Wright State University: Gallery 263 at the Robert and Elaine Stein Galleries
Works of Fire: Photographs by Christopher Colville
Christopher Colville’s unique photographic prints both abstract and represent a discernible natural world. Through the ignition of gunpowder directly on the surface of gelatin silver paper, a combination of light, heat, energy, and force generate fixed depictions of chemical reactions. Colville also arranges found objects from the Sonoran Desert and places them in contact with the photographic paper and gunpowder. These objects, often artifacts once used for target practice, become stencils—pieces of scrap metal, paper targets, and miscellaneous personal items.

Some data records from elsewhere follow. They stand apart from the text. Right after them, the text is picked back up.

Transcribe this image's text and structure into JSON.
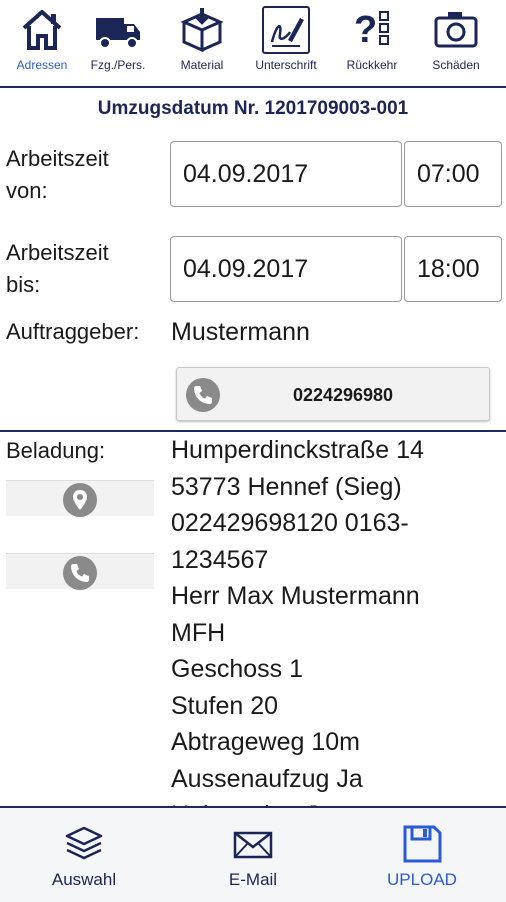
{
  "nav": {
    "tabs": [
      {
        "label": "Adressen",
        "icon": "house-icon"
      },
      {
        "label": "Fzg./Pers.",
        "icon": "truck-icon"
      },
      {
        "label": "Material",
        "icon": "box-icon"
      },
      {
        "label": "Unterschrift",
        "icon": "signature-icon"
      },
      {
        "label": "Rückkehr",
        "icon": "questionnaire-icon"
      },
      {
        "label": "Schäden",
        "icon": "camera-icon"
      }
    ],
    "active_color": "#2a5bd7",
    "primary_color": "#1b2556"
  },
  "header": {
    "title": "Umzugsdatum Nr. 1201709003-001"
  },
  "worktime_from": {
    "label_line1": "Arbeitszeit",
    "label_line2": "von:",
    "date": "04.09.2017",
    "time": "07:00"
  },
  "worktime_to": {
    "label_line1": "Arbeitszeit",
    "label_line2": "bis:",
    "date": "04.09.2017",
    "time": "18:00"
  },
  "client": {
    "label": "Auftraggeber:",
    "name": "Mustermann",
    "phone": "0224296980"
  },
  "loading": {
    "label": "Beladung:",
    "lines": [
      "Humperdinckstraße 14",
      "53773 Hennef (Sieg)",
      "022429698120 0163-",
      "1234567",
      "Herr Max Mustermann",
      "MFH",
      "Geschoss 1",
      "Stufen 20",
      "Abtrageweg 10m",
      "Aussenaufzug Ja",
      "Halteverbot Ja"
    ]
  },
  "bottom": {
    "tabs": [
      {
        "label": "Auswahl",
        "icon": "layers-icon"
      },
      {
        "label": "E-Mail",
        "icon": "envelope-icon"
      },
      {
        "label": "UPLOAD",
        "icon": "floppy-disk-icon"
      }
    ]
  }
}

Once ignited, they leave an outlined ghostly trace of their original form.
The inherent qualities of Colville’s photographs imitate a microcosmic “Big Bang,” creating something unpredictable and celestial in nature. While often meditative and quiet, his work alludes to questions concerning our place in the midst of an infinite universe. The images also explore the fragile outcome of fleeting violence and destruction. Colville observes that his work embodies “fear and wonder through [the] transformative powers of photography.”
Colville’s handling of photographic materials and unconventional processes offers the viewer a distinct perspective on the photographic image. We are witness to alternative ways in which the photograph can be fabricated, and challenged by the indelible and evocative nature of the subject matter.